Originally called Assawoman, this venerable Accomack County dwelling was renamed in the 20th century for Edward Arbuckle, who acquired the property in 1797. The house may incorporate portions of a ca. 1723 one-room settlement house owned by Comfort Taylor Ewell but most or all of the existing fabric appears to have been built in 1774 by Alexander Stockley, II, for his son Joseph. Arbuckle Place is the sole early remnant of the once-thriving port of Assawoman. With its steep gable roof and brick ends, Arbuckle Place is a classic example of the region’s colonial vernacular architecture. The date 1774, the Stockleys’ initials, and the mason’s initials are inscribed on the east chimney. The interior has a hall/parlor plan and features finely detailed paneling which relates directly to a school of locally made furniture. During the Revolutionary War the local militia mustered in the yard here.

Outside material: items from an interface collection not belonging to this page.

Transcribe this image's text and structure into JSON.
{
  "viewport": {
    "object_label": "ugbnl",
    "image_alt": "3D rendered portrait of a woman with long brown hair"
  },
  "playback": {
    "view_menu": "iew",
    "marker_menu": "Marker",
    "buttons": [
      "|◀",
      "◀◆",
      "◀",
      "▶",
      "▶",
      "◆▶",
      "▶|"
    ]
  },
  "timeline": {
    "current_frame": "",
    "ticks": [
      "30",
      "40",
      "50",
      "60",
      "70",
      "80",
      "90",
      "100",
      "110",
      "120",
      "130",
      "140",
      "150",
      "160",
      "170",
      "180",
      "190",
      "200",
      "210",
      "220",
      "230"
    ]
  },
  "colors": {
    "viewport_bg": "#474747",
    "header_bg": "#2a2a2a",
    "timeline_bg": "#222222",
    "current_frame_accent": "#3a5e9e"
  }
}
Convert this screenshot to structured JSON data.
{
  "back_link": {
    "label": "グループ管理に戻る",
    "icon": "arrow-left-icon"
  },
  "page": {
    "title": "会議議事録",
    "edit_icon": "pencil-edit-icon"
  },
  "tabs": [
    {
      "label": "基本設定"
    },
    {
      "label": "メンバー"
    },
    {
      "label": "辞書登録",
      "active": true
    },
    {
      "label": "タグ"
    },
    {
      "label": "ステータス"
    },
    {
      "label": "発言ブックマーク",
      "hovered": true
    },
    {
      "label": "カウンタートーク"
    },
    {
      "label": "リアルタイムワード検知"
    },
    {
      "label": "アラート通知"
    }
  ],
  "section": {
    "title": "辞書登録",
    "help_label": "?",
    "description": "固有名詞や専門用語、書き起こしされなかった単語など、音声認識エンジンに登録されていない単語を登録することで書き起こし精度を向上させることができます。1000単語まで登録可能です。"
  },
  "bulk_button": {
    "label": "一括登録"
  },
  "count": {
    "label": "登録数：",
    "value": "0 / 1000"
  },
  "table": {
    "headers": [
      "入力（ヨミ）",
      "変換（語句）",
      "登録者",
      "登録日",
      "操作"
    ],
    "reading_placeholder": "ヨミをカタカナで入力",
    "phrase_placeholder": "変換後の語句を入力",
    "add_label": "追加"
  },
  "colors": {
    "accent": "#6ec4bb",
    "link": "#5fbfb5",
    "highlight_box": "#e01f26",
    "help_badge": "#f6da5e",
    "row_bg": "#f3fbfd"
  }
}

Many properties listed in the registers are private dwellings and are not open to the public, however many are visible from the public right-of-way. Please be respectful of owner privacy.

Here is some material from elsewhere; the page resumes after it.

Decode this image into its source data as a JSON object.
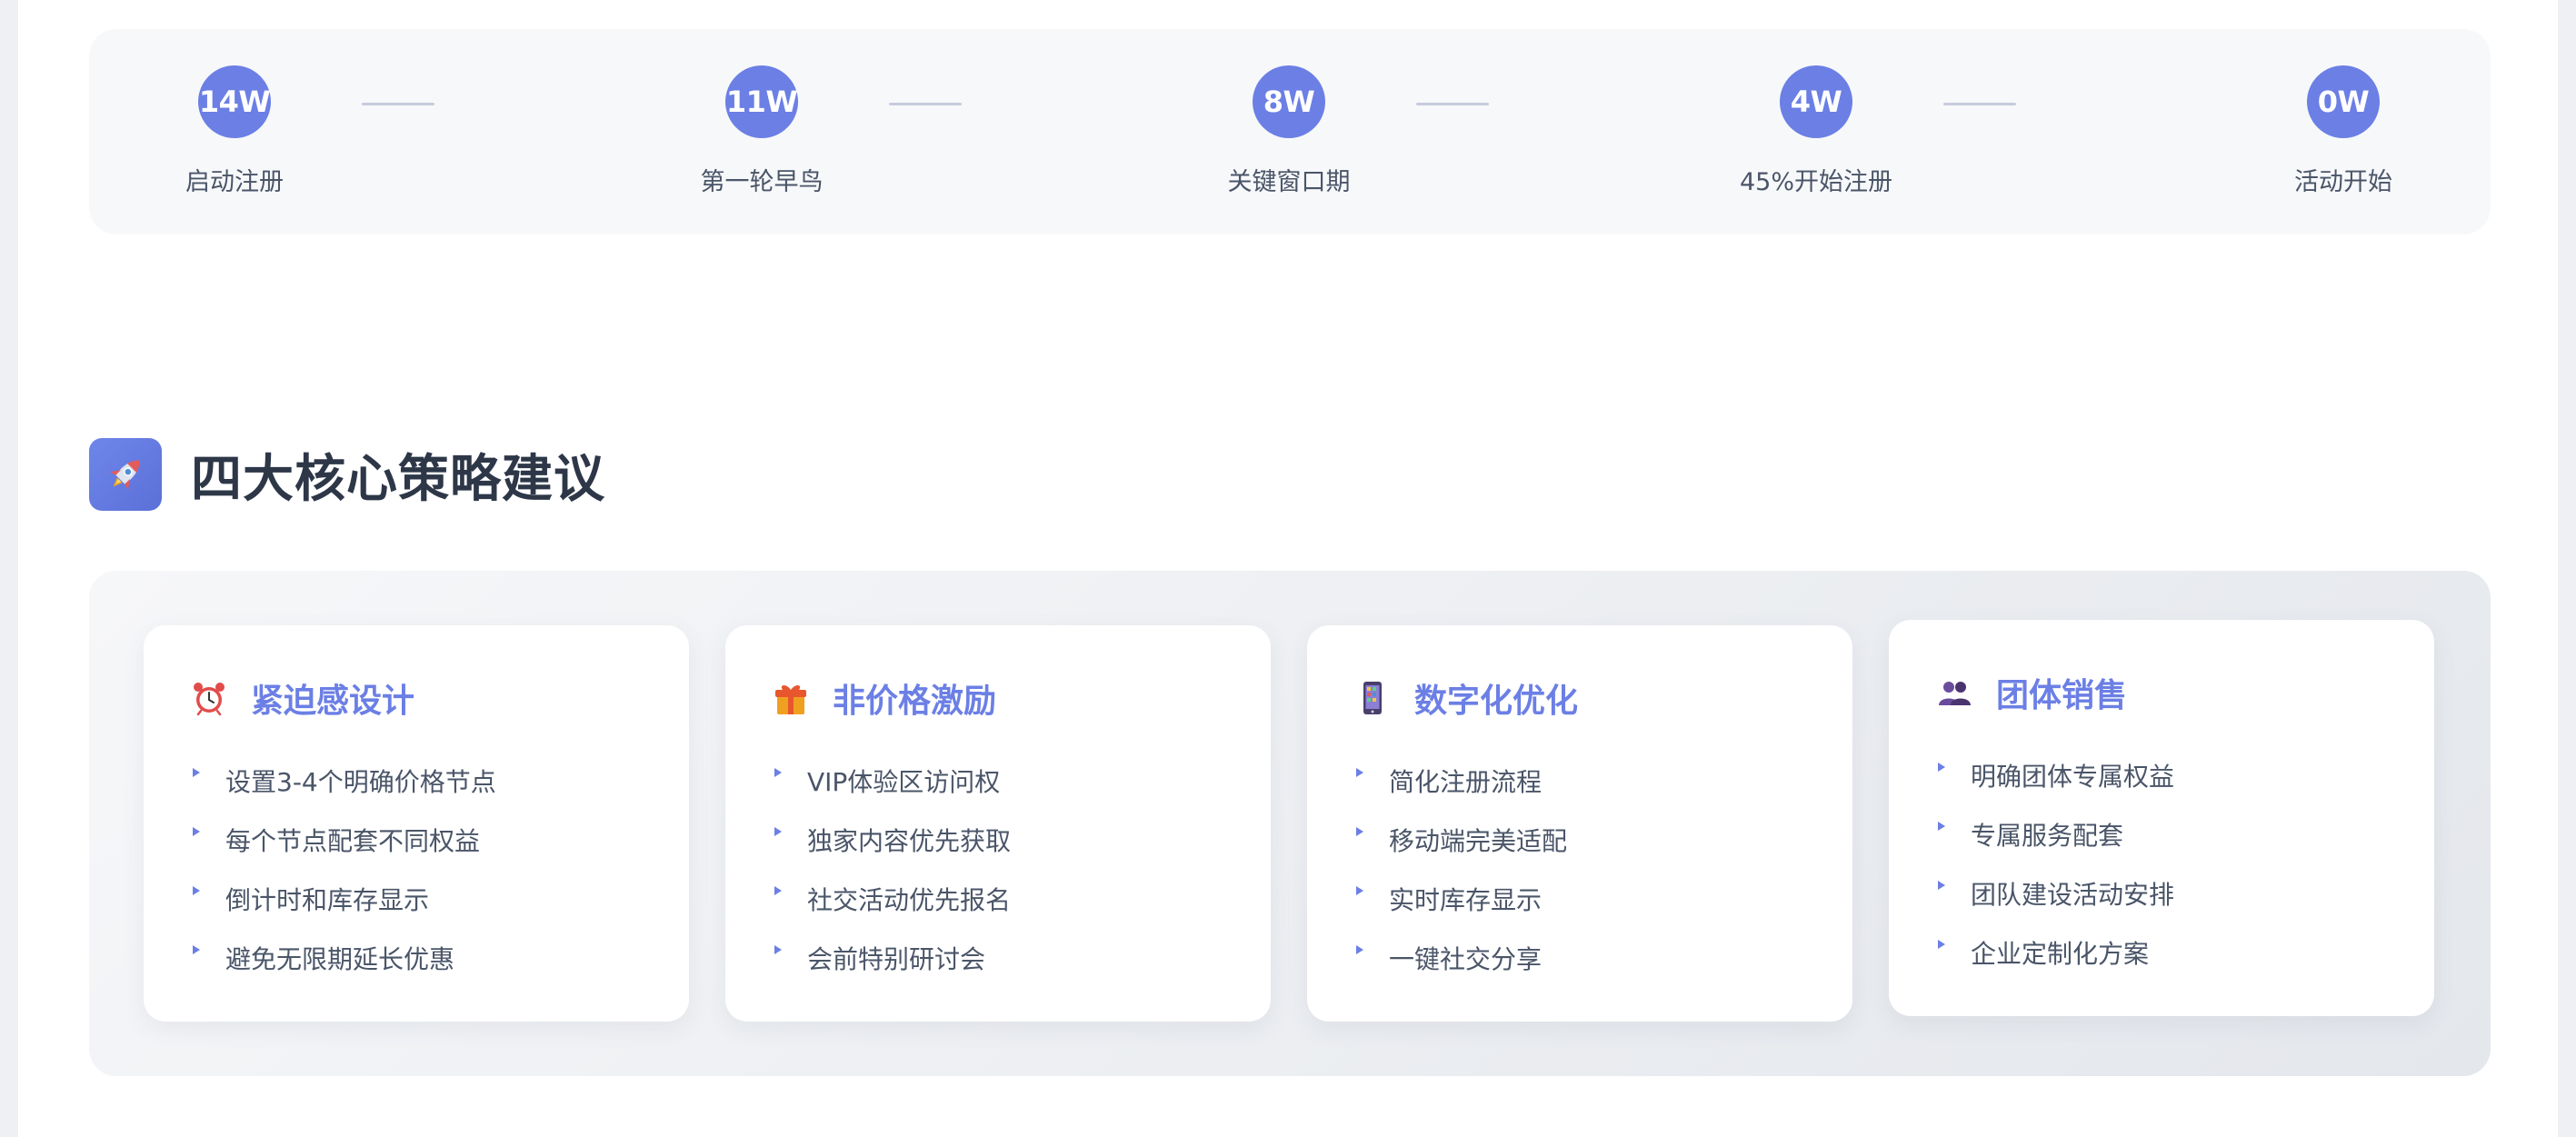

VLR: Virginia Landmarks Register
NPS: National Park Service
NRHP: National Register of Historic Places
NHL: National Historic Landmark